Element data from apps and pages
____

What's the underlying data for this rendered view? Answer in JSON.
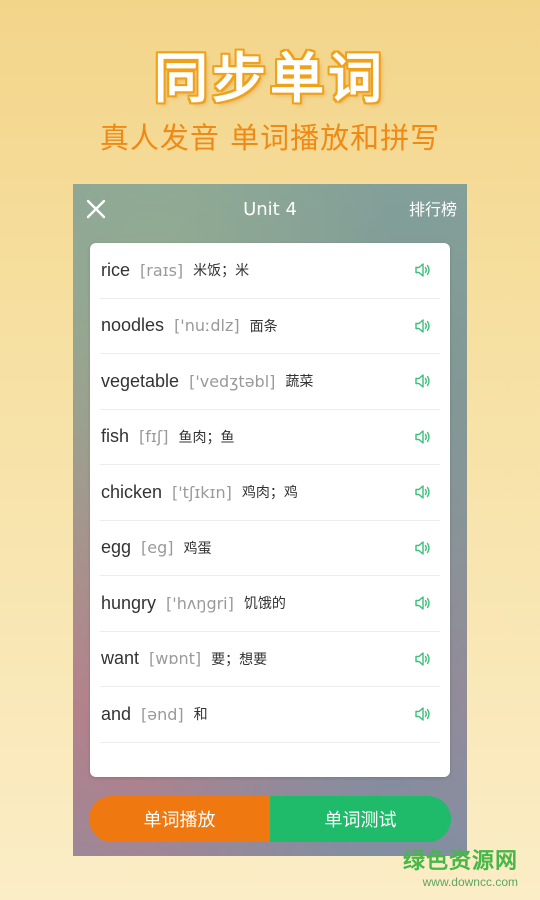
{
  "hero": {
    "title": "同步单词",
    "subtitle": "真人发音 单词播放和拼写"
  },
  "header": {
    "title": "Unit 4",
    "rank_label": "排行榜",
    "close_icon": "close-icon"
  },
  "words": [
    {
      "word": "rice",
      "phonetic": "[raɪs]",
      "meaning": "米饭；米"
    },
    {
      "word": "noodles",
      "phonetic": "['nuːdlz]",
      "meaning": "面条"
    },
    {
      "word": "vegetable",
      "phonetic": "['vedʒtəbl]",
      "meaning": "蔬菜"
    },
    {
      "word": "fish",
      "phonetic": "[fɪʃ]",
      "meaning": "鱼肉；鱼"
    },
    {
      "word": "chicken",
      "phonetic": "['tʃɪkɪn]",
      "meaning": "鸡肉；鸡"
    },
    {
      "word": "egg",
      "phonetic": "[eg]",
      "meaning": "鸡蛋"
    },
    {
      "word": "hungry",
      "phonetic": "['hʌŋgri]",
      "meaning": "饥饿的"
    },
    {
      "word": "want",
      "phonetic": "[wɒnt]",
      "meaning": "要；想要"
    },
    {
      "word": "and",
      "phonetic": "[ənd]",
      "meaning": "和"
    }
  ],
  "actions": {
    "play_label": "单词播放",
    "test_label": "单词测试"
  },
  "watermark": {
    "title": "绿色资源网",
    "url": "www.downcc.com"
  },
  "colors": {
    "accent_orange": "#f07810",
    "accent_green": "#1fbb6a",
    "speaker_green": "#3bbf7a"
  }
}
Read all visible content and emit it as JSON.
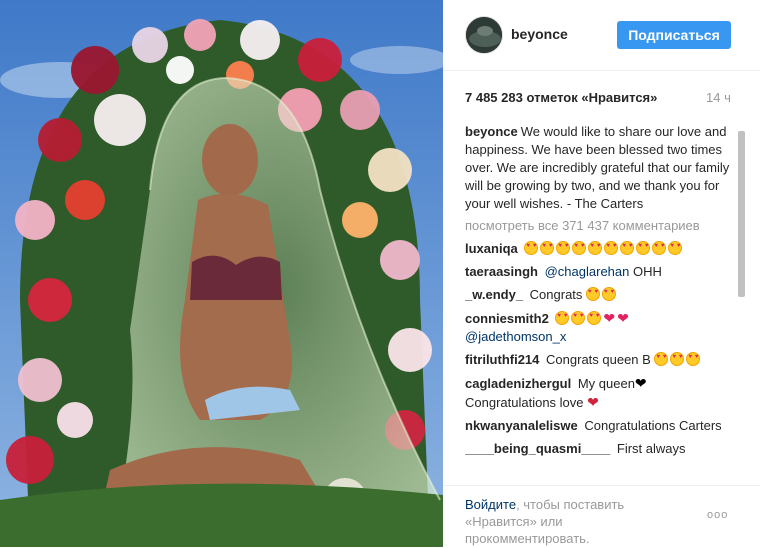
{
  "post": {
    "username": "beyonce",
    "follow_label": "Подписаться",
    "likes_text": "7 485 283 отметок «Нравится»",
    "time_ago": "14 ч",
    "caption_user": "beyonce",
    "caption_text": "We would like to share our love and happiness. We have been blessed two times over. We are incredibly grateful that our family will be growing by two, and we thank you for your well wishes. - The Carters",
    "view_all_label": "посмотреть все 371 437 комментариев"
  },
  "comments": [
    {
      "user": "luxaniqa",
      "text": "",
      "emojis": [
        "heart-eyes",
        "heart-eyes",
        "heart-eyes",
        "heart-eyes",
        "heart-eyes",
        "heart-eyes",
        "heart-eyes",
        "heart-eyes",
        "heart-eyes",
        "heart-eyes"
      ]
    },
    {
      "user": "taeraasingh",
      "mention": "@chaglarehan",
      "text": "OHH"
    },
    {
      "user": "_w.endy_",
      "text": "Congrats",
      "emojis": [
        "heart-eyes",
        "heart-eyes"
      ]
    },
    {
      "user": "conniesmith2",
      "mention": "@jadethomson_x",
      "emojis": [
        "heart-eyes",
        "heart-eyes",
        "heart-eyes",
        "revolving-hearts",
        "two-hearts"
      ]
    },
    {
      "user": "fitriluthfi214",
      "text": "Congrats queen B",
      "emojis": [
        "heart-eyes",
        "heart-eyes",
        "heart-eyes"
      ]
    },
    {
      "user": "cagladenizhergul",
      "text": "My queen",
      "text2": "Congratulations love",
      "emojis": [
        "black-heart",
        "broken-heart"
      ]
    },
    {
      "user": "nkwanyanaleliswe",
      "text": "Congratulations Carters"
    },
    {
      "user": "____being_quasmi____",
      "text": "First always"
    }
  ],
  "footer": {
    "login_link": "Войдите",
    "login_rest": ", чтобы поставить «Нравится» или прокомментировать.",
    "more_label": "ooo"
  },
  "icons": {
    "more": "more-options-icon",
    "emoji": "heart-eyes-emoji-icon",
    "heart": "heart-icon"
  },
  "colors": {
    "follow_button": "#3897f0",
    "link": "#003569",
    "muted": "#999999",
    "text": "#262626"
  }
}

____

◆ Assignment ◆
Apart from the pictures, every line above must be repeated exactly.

◆ Response below ◆
What's the underlying data for this rendered view? Answer in JSON.
{
  "hero": {
    "title": "同步单词",
    "subtitle": "真人发音 单词播放和拼写"
  },
  "header": {
    "title": "Unit 4",
    "rank_label": "排行榜",
    "close_icon": "close-icon"
  },
  "words": [
    {
      "word": "rice",
      "phonetic": "[raɪs]",
      "meaning": "米饭；米"
    },
    {
      "word": "noodles",
      "phonetic": "['nuːdlz]",
      "meaning": "面条"
    },
    {
      "word": "vegetable",
      "phonetic": "['vedʒtəbl]",
      "meaning": "蔬菜"
    },
    {
      "word": "fish",
      "phonetic": "[fɪʃ]",
      "meaning": "鱼肉；鱼"
    },
    {
      "word": "chicken",
      "phonetic": "['tʃɪkɪn]",
      "meaning": "鸡肉；鸡"
    },
    {
      "word": "egg",
      "phonetic": "[eg]",
      "meaning": "鸡蛋"
    },
    {
      "word": "hungry",
      "phonetic": "['hʌŋgri]",
      "meaning": "饥饿的"
    },
    {
      "word": "want",
      "phonetic": "[wɒnt]",
      "meaning": "要；想要"
    },
    {
      "word": "and",
      "phonetic": "[ənd]",
      "meaning": "和"
    }
  ],
  "actions": {
    "play_label": "单词播放",
    "test_label": "单词测试"
  },
  "watermark": {
    "title": "绿色资源网",
    "url": "www.downcc.com"
  },
  "colors": {
    "accent_orange": "#f07810",
    "accent_green": "#1fbb6a",
    "speaker_green": "#3bbf7a"
  }
}
Read all visible content and emit it as JSON.
{
  "post": {
    "username": "beyonce",
    "follow_label": "Подписаться",
    "likes_text": "7 485 283 отметок «Нравится»",
    "time_ago": "14 ч",
    "caption_user": "beyonce",
    "caption_text": "We would like to share our love and happiness. We have been blessed two times over. We are incredibly grateful that our family will be growing by two, and we thank you for your well wishes. - The Carters",
    "view_all_label": "посмотреть все 371 437 комментариев"
  },
  "comments": [
    {
      "user": "luxaniqa",
      "text": "",
      "emojis": [
        "heart-eyes",
        "heart-eyes",
        "heart-eyes",
        "heart-eyes",
        "heart-eyes",
        "heart-eyes",
        "heart-eyes",
        "heart-eyes",
        "heart-eyes",
        "heart-eyes"
      ]
    },
    {
      "user": "taeraasingh",
      "mention": "@chaglarehan",
      "text": "OHH"
    },
    {
      "user": "_w.endy_",
      "text": "Congrats",
      "emojis": [
        "heart-eyes",
        "heart-eyes"
      ]
    },
    {
      "user": "conniesmith2",
      "mention": "@jadethomson_x",
      "emojis": [
        "heart-eyes",
        "heart-eyes",
        "heart-eyes",
        "revolving-hearts",
        "two-hearts"
      ]
    },
    {
      "user": "fitriluthfi214",
      "text": "Congrats queen B",
      "emojis": [
        "heart-eyes",
        "heart-eyes",
        "heart-eyes"
      ]
    },
    {
      "user": "cagladenizhergul",
      "text": "My queen",
      "text2": "Congratulations love",
      "emojis": [
        "black-heart",
        "broken-heart"
      ]
    },
    {
      "user": "nkwanyanaleliswe",
      "text": "Congratulations Carters"
    },
    {
      "user": "____being_quasmi____",
      "text": "First always"
    }
  ],
  "footer": {
    "login_link": "Войдите",
    "login_rest": ", чтобы поставить «Нравится» или прокомментировать.",
    "more_label": "ooo"
  },
  "icons": {
    "more": "more-options-icon",
    "emoji": "heart-eyes-emoji-icon",
    "heart": "heart-icon"
  },
  "colors": {
    "follow_button": "#3897f0",
    "link": "#003569",
    "muted": "#999999",
    "text": "#262626"
  }
}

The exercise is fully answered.